From a commercial perspective, if businesses don’t consider disabled users, they’re alienating a huge portion of the market, so making a website more accessible just makes good business sense.
The benefits of accessible design are clear:
- More people can use your website, resulting in more potential customers
- Accessible websites are more mobile friendly
- Accessible design complements search engine optimization (SEO)
With this in mind, here are nine simple techniques you can use to build a more accessible and user-friendly website.
For those using screen readers (software that reads text on a website out loud) and anyone with cognitive impairments, consistency in design is crucial. With the same elements presented in the same place on every page, it’s much easier to navigate a website. If possible, keep the navigation, heading positions, and layout the same on every page.
Use Headings to Strengthen Comprehension
Using headings correctly is not only good for human readers, it’s also good for SEO. By using <H1> and <H2> tags for headings, the content will be better organized and easily interpreted by search engine robots and screen readers. Besides, it also makes the page more readable and scannable for sighted users.
Include Alt Text for Images
For visually impaired users – and search engines – the only way to understand an image is through its alternative text. This is especially important for informative images such as infographics. Be as descriptive as possible when adding alt text to images using relevant keywords to boost SEO.
Use Descriptive Links and Buttons
Just as sighted users search web pages for links and buttons, visually-impaired users use their screen readers to scan for links. When including a link in your content, always use text that describes where the link goes, and makes sense when read out of context. For example, avoid “Click Here” or “More”. If possible, underline links or make sure they’re a different color so that colorblind users can easily identify them.
Use Appropriate Language
Easy-to-understand copy not only helps those with learning difficulties and non-native speakers, it’s helpful for any audience. Break large chunks of text into smaller paragraphs, write shorter sentences, use straightforward language, and use white space and bullet points to make pages more scannable.
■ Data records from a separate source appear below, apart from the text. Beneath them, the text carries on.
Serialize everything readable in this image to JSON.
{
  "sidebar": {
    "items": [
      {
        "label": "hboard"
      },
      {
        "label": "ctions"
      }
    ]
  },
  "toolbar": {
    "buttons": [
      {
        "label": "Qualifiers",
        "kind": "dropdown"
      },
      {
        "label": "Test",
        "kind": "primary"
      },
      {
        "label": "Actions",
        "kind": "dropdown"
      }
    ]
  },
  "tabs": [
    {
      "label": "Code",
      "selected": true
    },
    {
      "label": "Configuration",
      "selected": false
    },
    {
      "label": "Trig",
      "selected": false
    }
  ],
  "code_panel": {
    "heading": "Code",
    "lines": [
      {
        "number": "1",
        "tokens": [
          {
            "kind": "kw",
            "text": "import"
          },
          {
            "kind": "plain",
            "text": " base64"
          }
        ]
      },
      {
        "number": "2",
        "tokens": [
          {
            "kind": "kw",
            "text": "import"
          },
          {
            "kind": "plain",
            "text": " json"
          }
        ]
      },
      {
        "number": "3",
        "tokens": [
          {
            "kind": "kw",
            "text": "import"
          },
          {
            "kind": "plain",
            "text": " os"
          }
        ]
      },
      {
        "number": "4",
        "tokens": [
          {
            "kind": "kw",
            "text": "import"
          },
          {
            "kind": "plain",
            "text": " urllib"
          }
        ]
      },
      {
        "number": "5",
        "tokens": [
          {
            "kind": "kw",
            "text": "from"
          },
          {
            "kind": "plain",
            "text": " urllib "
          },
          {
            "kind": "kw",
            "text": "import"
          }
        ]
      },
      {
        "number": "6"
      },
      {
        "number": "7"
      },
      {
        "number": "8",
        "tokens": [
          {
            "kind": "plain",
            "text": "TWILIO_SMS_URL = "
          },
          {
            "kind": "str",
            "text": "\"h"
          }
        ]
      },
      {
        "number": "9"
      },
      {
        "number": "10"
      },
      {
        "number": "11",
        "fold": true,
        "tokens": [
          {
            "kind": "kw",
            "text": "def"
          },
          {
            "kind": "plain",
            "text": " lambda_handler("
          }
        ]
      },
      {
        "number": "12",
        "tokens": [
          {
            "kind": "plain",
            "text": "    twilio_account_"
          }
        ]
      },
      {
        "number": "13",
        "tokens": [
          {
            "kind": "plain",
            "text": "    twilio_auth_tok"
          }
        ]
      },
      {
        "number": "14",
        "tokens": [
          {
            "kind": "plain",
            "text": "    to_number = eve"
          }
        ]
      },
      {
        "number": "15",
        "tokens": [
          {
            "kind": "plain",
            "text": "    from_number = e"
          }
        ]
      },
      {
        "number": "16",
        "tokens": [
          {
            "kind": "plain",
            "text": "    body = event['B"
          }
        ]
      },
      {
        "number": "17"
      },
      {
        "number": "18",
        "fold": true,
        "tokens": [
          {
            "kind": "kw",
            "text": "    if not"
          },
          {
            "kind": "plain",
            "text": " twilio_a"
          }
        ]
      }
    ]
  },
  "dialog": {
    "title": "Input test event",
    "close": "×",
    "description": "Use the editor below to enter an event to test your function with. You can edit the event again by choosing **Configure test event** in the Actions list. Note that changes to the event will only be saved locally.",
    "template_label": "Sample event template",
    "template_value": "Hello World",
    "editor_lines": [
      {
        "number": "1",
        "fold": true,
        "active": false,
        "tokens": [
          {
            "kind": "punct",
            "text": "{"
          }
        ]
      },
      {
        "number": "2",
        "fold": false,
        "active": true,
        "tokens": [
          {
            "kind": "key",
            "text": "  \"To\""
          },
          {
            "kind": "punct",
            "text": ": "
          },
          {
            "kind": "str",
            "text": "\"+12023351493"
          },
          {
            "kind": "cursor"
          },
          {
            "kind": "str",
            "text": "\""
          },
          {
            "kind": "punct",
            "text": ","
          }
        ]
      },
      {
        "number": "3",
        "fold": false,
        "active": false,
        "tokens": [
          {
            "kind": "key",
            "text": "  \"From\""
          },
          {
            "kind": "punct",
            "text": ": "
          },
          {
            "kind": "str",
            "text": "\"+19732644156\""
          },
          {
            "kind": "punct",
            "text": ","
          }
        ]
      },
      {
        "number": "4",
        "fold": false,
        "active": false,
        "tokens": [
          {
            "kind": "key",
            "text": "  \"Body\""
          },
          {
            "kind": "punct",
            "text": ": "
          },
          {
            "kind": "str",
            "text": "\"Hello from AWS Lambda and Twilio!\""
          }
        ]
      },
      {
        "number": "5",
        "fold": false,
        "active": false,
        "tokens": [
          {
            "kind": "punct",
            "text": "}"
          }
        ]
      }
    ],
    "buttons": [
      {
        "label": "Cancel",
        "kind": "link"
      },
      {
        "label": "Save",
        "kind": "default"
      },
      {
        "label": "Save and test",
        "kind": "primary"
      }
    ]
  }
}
Include a “Skip to Main Content” Link
Using a screen reader can be frustrating, as it will read every navigation link one by one before it gets to the main content. To make pages more accessible, put a link in the top left-hand column pointing to the main content and use simple language like “skip to main content” or “skip navigation links”.
Be Aware of Color
Visually-impaired and color-blind users rely on sufficient color contrasts to understand web content, so make sure foreground and background colors have a high color contrast. Also avoid blue, yellow, and green close together, which can cause problems for some colorblind users.
Ensure Content Can Be Accessed Using a Keyboard
Many people don’t use a mouse and must rely on a keyboard to navigate web pages. By pressing the “tab” or “arrow” keys, or using assistive technologies, they’re able to skip through links on a page. For this reason, make sure users can skip content in a logical order on the page. Break up long pages of content with descriptive links, and don’t use navigation links that only activate when users hover over them with a mouse.
Include Alternative Content
For those who are deaf or hard of hearing, it’s crucial to provide a text equivalent for non-text content. Videos should have alt tags and captions, and whenever possible try to include full transcripts of videos, as this is great for SEO. YouTube and other video platforms already offer tools to help users add subtitles to videos.
The Bottom Line
Obviously, these suggestions are only a small part of making your website more accessible to a diverse range of users. There are a wide range of disabilities and many more ways to make browsing a website easier, but this is a good place to start. Making your website more accessible is not only good practice, it’s good for business.
For more in-depth accessibility tips, visit the following pages: